On Monday some Georgian media outlets reported that Georgia’s former Ambassador to the UN will represent the country at the inauguration of Barack Obama, Sakartvelos Respublika reports.

Alasania’s circle has confirmed the information. “After a brief visit to Tbilisi Alasania left for the US. He will attend Obama’s inauguration. He will return to Georgia after the ceremony,” said one of Alasania’s close allies.

Some opposition supporters see this event as a signal to renew demonstrations, and some maintain that the event proves that Washington has already decided who Georgia’s future leader will be.

Public Defender demands the release of Shalva Ramishvili

The Public Defender has demanded that Minister of Justice Zurab Adeishvili releases journalist Shalva Ramishvili from prison, Sakartvelos Respublica writes.

In his appeal to Adeishvili Sozar Subari pointed out the contribution Shalva Ramishvili has made to Georgian journalism and the development of Georgia’s broadcasting culture. He said that the programmes made by Ramishvili promoted the breaking down of old stereotypes and encouraged free thinking.

After the Rose Revolution, during a period when debates were strictly controlled and the Government imposed censorship on TV stations, Ramishvili’s programmes were almost the only source of alternative views and information the public had.

The Government denies it has decided to call snap elections

It is not clear whether snap elections will be called or not, Reszonanzi reports. Officials say that this issue is not being discussed at all. The Parliamentary opposition believe certain processes should precede snap elections. Meanwhile the non-Parliamentary opposition says that early elections in spring are inevitable and, moreover, the Government has already made this decision.

The issue of early elections had been a matter of discussion since the last election, intensified from time to time by various political leaders. Most opposition representatives think that snap elections must be conducted, but only after changing the election code in order to hold democratic elections.

A month and a half ago Georgian Parliament Speaker David Bakradze, who was visiting the US, said that the Government would start working on changing the election code. As the statement was made in the US, it was assumed that partner states were asking the Georgian authorities to hold elections. There have however been no talks about amending the election code.

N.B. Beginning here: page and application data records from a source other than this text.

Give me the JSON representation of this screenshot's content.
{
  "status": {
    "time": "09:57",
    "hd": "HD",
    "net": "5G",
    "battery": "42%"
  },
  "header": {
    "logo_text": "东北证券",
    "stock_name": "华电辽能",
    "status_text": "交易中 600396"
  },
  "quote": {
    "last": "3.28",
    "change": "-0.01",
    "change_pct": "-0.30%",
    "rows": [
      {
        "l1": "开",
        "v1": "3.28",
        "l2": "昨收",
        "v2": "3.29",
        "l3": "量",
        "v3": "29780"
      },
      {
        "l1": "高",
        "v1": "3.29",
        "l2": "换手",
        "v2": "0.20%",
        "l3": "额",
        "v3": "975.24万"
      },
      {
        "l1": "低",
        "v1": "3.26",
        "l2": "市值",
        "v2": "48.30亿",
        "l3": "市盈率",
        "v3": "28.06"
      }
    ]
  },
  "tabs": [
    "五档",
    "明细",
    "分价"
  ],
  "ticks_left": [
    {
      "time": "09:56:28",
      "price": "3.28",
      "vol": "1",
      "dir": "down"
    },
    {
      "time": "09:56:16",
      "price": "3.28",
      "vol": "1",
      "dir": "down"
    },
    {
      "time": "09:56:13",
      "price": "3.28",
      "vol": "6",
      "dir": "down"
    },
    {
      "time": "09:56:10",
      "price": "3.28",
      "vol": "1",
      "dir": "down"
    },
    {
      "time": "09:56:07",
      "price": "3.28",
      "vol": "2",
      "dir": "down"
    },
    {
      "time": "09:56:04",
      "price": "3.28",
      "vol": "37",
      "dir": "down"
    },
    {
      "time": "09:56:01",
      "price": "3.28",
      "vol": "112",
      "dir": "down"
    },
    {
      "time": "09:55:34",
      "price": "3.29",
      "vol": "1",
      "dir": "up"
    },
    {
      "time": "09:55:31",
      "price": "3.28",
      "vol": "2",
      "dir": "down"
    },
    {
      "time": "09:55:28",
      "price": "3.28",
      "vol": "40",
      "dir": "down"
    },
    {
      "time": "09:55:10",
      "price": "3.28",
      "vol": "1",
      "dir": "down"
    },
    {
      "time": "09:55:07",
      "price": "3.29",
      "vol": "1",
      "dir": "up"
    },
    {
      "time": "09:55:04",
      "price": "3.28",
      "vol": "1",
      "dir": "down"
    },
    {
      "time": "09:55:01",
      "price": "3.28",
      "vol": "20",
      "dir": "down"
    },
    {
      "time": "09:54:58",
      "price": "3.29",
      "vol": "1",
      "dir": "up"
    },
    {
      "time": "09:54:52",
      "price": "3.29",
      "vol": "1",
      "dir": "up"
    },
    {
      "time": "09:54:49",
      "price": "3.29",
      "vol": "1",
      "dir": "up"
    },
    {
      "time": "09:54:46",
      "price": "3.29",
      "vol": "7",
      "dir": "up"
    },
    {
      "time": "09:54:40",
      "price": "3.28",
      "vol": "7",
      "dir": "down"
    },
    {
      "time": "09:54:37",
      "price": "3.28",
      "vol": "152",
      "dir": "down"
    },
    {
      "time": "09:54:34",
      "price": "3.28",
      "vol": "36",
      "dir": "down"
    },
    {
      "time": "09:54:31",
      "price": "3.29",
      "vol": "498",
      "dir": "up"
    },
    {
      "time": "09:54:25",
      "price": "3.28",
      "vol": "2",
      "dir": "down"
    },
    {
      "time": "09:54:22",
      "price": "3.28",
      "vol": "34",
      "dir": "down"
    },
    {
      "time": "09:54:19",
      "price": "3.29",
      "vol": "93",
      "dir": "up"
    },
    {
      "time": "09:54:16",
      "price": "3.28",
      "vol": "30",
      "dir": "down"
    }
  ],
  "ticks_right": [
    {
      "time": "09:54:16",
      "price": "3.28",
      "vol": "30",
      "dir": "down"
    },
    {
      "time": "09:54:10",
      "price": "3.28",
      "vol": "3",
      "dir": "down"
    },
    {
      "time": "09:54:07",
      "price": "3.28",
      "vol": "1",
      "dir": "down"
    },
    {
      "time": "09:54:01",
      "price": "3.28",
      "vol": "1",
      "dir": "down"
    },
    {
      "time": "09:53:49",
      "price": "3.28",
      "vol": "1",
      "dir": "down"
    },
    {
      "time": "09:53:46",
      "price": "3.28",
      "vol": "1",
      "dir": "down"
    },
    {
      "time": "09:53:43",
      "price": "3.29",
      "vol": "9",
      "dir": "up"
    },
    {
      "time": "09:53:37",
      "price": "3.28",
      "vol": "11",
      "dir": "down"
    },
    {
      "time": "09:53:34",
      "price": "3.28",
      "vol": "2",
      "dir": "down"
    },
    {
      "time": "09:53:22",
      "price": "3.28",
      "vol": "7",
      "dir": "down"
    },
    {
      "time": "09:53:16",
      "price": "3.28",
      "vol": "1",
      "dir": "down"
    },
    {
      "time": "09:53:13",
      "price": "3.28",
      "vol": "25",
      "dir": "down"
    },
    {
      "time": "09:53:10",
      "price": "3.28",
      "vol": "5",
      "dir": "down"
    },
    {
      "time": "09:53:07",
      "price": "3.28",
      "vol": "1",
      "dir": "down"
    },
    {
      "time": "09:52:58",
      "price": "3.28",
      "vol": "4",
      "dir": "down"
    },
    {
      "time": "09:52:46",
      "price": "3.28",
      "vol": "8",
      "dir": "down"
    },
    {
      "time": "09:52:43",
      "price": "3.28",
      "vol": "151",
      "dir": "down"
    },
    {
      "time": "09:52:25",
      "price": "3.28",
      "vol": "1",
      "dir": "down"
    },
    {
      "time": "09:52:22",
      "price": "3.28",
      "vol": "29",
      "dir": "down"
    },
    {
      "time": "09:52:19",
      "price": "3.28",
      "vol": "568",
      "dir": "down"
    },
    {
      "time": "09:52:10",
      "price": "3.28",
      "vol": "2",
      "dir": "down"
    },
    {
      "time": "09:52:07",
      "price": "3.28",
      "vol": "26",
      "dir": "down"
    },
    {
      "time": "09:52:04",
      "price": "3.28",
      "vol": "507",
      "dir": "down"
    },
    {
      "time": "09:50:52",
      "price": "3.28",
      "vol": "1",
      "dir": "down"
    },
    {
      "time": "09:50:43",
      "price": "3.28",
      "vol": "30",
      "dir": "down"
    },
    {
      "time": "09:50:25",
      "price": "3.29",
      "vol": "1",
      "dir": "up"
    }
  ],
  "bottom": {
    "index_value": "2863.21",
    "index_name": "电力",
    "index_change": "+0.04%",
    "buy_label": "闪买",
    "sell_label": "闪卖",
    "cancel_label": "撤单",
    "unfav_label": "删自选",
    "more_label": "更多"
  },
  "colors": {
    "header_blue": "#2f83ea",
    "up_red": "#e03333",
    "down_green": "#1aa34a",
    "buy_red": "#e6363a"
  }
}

“If the Government has made this decision, it is obvious to assume that the Government knows the ratings of the parties. If the Conservative Party’s rating was good, for example, I do not think the authorities would think about holding elections. We are not afraid of elections, we are just afraid of getting the same result,” said Levan Vephkhvadze of the Christian Democrats.